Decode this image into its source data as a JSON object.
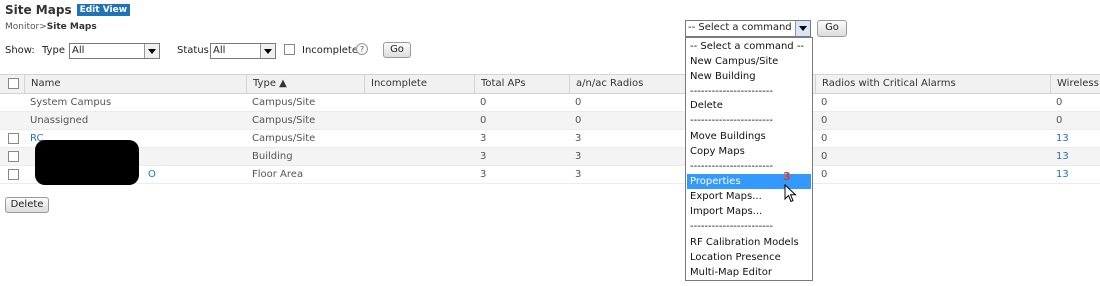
{
  "header": {
    "title": "Site Maps",
    "edit_view": "Edit View",
    "breadcrumb_parent": "Monitor",
    "breadcrumb_sep": ">",
    "breadcrumb_current": "Site Maps"
  },
  "filters": {
    "show_label": "Show:",
    "type_label": "Type",
    "type_value": "All",
    "status_label": "Status",
    "status_value": "All",
    "incomplete_label": "Incomplete",
    "go_label": "Go"
  },
  "command": {
    "selected": "-- Select a command --",
    "go_label": "Go",
    "options": [
      "-- Select a command --",
      "New Campus/Site",
      "New Building",
      "-----------------------",
      "Delete",
      "-----------------------",
      "Move Buildings",
      "Copy Maps",
      "-----------------------",
      "Properties",
      "Export Maps...",
      "Import Maps...",
      "-----------------------",
      "RF Calibration Models",
      "Location Presence",
      "Multi-Map Editor"
    ],
    "highlighted": "Properties",
    "annotation": "3"
  },
  "table": {
    "columns": [
      "Name",
      "Type",
      "Incomplete",
      "Total APs",
      "a/n/ac Radios",
      "Radios with Critical Alarms",
      "Wireless C"
    ],
    "sort_indicator": "▲",
    "rows": [
      {
        "name": "System Campus",
        "type": "Campus/Site",
        "incomplete": "",
        "total_aps": "0",
        "radios": "0",
        "critical": "0",
        "wireless": "0"
      },
      {
        "name": "Unassigned",
        "type": "Campus/Site",
        "incomplete": "",
        "total_aps": "0",
        "radios": "0",
        "critical": "0",
        "wireless": "0"
      },
      {
        "name": "RC",
        "type": "Campus/Site",
        "incomplete": "",
        "total_aps": "3",
        "radios": "3",
        "critical": "0",
        "wireless": "13"
      },
      {
        "name": "",
        "type": "Building",
        "incomplete": "",
        "total_aps": "3",
        "radios": "3",
        "critical": "0",
        "wireless": "13"
      },
      {
        "name": "O",
        "type": "Floor Area",
        "incomplete": "",
        "total_aps": "3",
        "radios": "3",
        "critical": "0",
        "wireless": "13"
      }
    ]
  },
  "footer": {
    "delete_label": "Delete"
  }
}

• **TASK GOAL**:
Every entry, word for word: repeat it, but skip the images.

• **EXERCISE SOLUTION**:
Decode this image into its source data as a JSON object.
{
  "header": {
    "title": "Site Maps",
    "edit_view": "Edit View",
    "breadcrumb_parent": "Monitor",
    "breadcrumb_sep": ">",
    "breadcrumb_current": "Site Maps"
  },
  "filters": {
    "show_label": "Show:",
    "type_label": "Type",
    "type_value": "All",
    "status_label": "Status",
    "status_value": "All",
    "incomplete_label": "Incomplete",
    "go_label": "Go"
  },
  "command": {
    "selected": "-- Select a command --",
    "go_label": "Go",
    "options": [
      "-- Select a command --",
      "New Campus/Site",
      "New Building",
      "-----------------------",
      "Delete",
      "-----------------------",
      "Move Buildings",
      "Copy Maps",
      "-----------------------",
      "Properties",
      "Export Maps...",
      "Import Maps...",
      "-----------------------",
      "RF Calibration Models",
      "Location Presence",
      "Multi-Map Editor"
    ],
    "highlighted": "Properties",
    "annotation": "3"
  },
  "table": {
    "columns": [
      "Name",
      "Type",
      "Incomplete",
      "Total APs",
      "a/n/ac Radios",
      "Radios with Critical Alarms",
      "Wireless C"
    ],
    "sort_indicator": "▲",
    "rows": [
      {
        "name": "System Campus",
        "type": "Campus/Site",
        "incomplete": "",
        "total_aps": "0",
        "radios": "0",
        "critical": "0",
        "wireless": "0"
      },
      {
        "name": "Unassigned",
        "type": "Campus/Site",
        "incomplete": "",
        "total_aps": "0",
        "radios": "0",
        "critical": "0",
        "wireless": "0"
      },
      {
        "name": "RC",
        "type": "Campus/Site",
        "incomplete": "",
        "total_aps": "3",
        "radios": "3",
        "critical": "0",
        "wireless": "13"
      },
      {
        "name": "",
        "type": "Building",
        "incomplete": "",
        "total_aps": "3",
        "radios": "3",
        "critical": "0",
        "wireless": "13"
      },
      {
        "name": "O",
        "type": "Floor Area",
        "incomplete": "",
        "total_aps": "3",
        "radios": "3",
        "critical": "0",
        "wireless": "13"
      }
    ]
  },
  "footer": {
    "delete_label": "Delete"
  }
}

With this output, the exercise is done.